German architect and designer

Ludwig Mies van der Rohe

(1886 - 1969)
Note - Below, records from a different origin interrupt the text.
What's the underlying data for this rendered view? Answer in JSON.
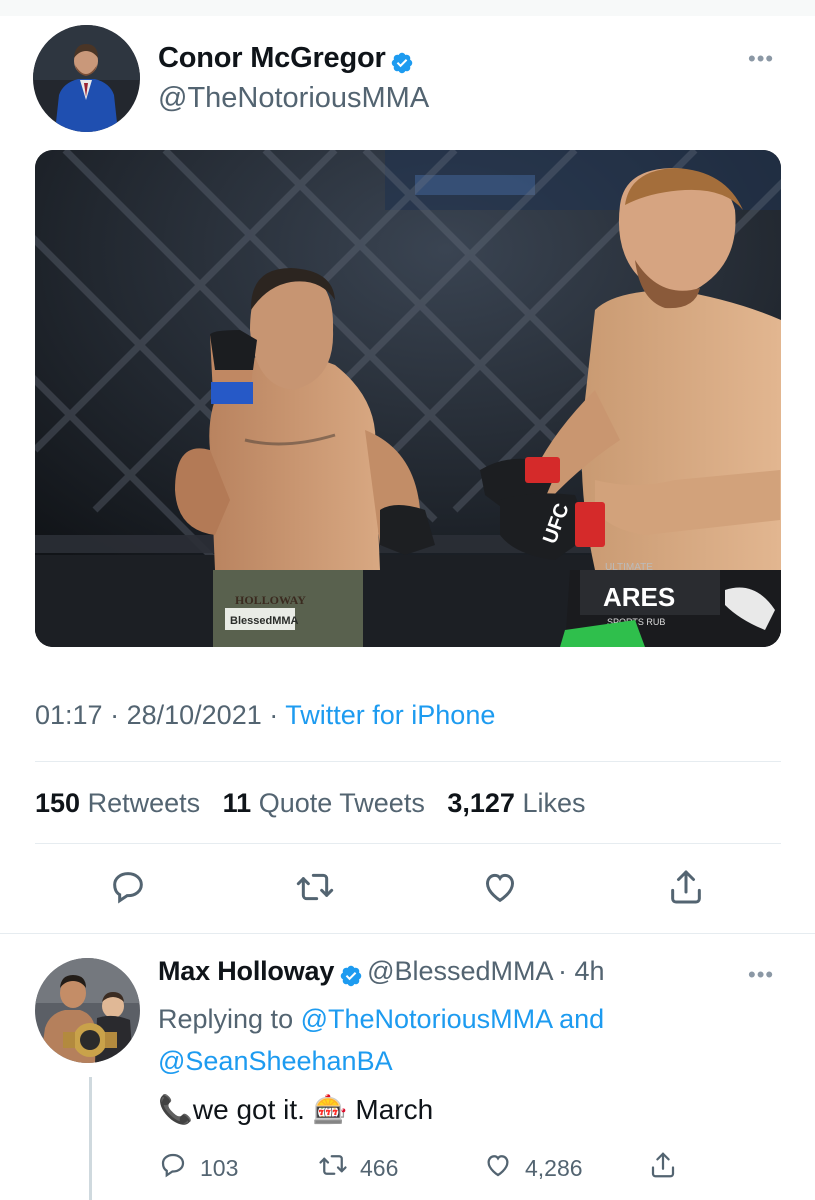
{
  "main_tweet": {
    "author_name": "Conor McGregor",
    "author_handle": "@TheNotoriousMMA",
    "more_icon": "more-dots-icon",
    "verified_icon": "verified-badge-icon",
    "media": {
      "shorts_left": "BlessedMMA",
      "shorts_left_belt": "HOLLOWAY",
      "glove_text": "UFC",
      "sponsor_brand": "ARES",
      "sponsor_sub": "SPORTS RUB",
      "sponsor_top": "ULTIMATE"
    },
    "time": "01:17",
    "date": "28/10/2021",
    "source": "Twitter for iPhone",
    "retweets_count": "150",
    "retweets_label": "Retweets",
    "quotes_count": "11",
    "quotes_label": "Quote Tweets",
    "likes_count": "3,127",
    "likes_label": "Likes",
    "actions": [
      "reply-icon",
      "retweet-icon",
      "like-icon",
      "share-icon"
    ]
  },
  "reply_tweet": {
    "author_name": "Max Holloway",
    "author_handle": "@BlessedMMA",
    "age": "4h",
    "replying_prefix": "Replying to",
    "replying_user1": "@TheNotoriousMMA",
    "replying_and": "and",
    "replying_user2": "@SeanSheehanBA",
    "text_part1": "we got it.",
    "text_part2": "March",
    "emoji_phone": "📞",
    "emoji_slot": "🎰",
    "reply_count": "103",
    "retweet_count": "466",
    "like_count": "4,286"
  },
  "colors": {
    "accent": "#1d9bf0",
    "secondary_text": "#536471",
    "primary_text": "#0f1419",
    "divider": "#e6ecf0"
  }
}
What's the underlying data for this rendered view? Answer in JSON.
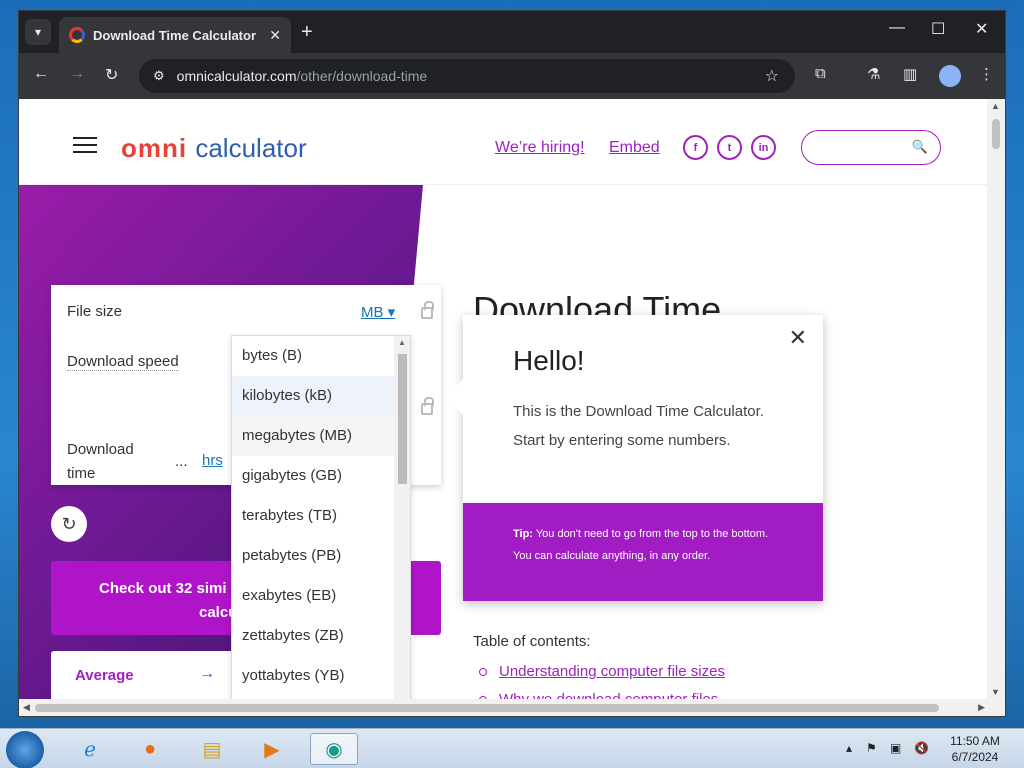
{
  "browser": {
    "tab_title": "Download Time Calculator",
    "tab_close": "✕",
    "new_tab": "+",
    "url_host": "omnicalculator.com",
    "url_path": "/other/download-time"
  },
  "header": {
    "logo_omni": "omni",
    "logo_calc": "calculator",
    "hiring": "We’re hiring!",
    "embed": "Embed",
    "social": [
      "f",
      "t",
      "in"
    ]
  },
  "calculator": {
    "file_size_label": "File size",
    "file_size_unit": "MB ▾",
    "download_speed_label": "Download speed",
    "download_time_label_1": "Download",
    "download_time_label_2": "time",
    "download_time_dots": "...",
    "download_time_unit": "hrs"
  },
  "dropdown": {
    "options": [
      "bytes (B)",
      "kilobytes (kB)",
      "megabytes (MB)",
      "gigabytes (GB)",
      "terabytes (TB)",
      "petabytes (PB)",
      "exabytes (EB)",
      "zettabytes (ZB)",
      "yottabytes (YB)"
    ]
  },
  "promo": {
    "checkout_line1": "Check out 32 simi",
    "checkout_line2": "calcu",
    "average": "Average",
    "arrow": "→"
  },
  "article": {
    "title": "Download Time",
    "toc_title": "Table of contents:",
    "toc": [
      "Understanding computer file sizes",
      "Why we download computer files"
    ]
  },
  "popup": {
    "heading": "Hello!",
    "message": "This is the Download Time Calculator. Start by entering some numbers.",
    "tip_label": "Tip:",
    "tip_text": "You don't need to go from the top to the bottom.",
    "tip_text2": "You can calculate anything, in any order."
  },
  "taskbar": {
    "time": "11:50 AM",
    "date": "6/7/2024"
  },
  "colors": {
    "accent": "#a020c0",
    "unit_link": "#1677b3"
  }
}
Born in 1886 in Aachen, after vocational school, 1905-07 he works as furniture draftsman in Bruno Paul's workshop in Berlin. Until 1911 he works in Peter Behrens‘ architecture office, at the same time as Walter Gropius, Hannes Meyer and Le Corbusier. In 1912 he opens his own office in Berlin.
 
In the 1920s Mies van der Rohe's designs for high risers with glass facades attract attention. In 1922 he joins the November Group. 1926-27 he leads the Werkbund colony Weißenhof in Stuttgart, then becomes vice president of Deutscher Werkbund (German Association of Craftsmen) until 1933. For the world exposition 1929 in Barcelona Ludwig Mies van der Rohe builds the German pavilion, designs the armchair 'Barcelona' as well as stool and table with x-shaped frame. In 1930 arises the Villa Tugendhat in Brno/Czech Republic. 1930 - 1933 he also heads Bauhaus in Dessau und Berlin. In 1938 Ludwig Mies van der Rohe emigrates to the US. In Chicago he opens an architecture office, and also becomes director of the architecture department at the Illinois Institute of Technology and in the following years realizes numerous building projects.
 
In 1962 Ludwig Mies van der Rohe builds the Neue Nationalgalerie (New National Gallery) in Berlin. In the field of architecture Mies’ heritage has a relevance, which can be compared only with that of Le Corbusier and Frank Llyod Wright. His steel and glass architecture epitomizes the international style of modernity and domineered building worldwide up until the late 1960s.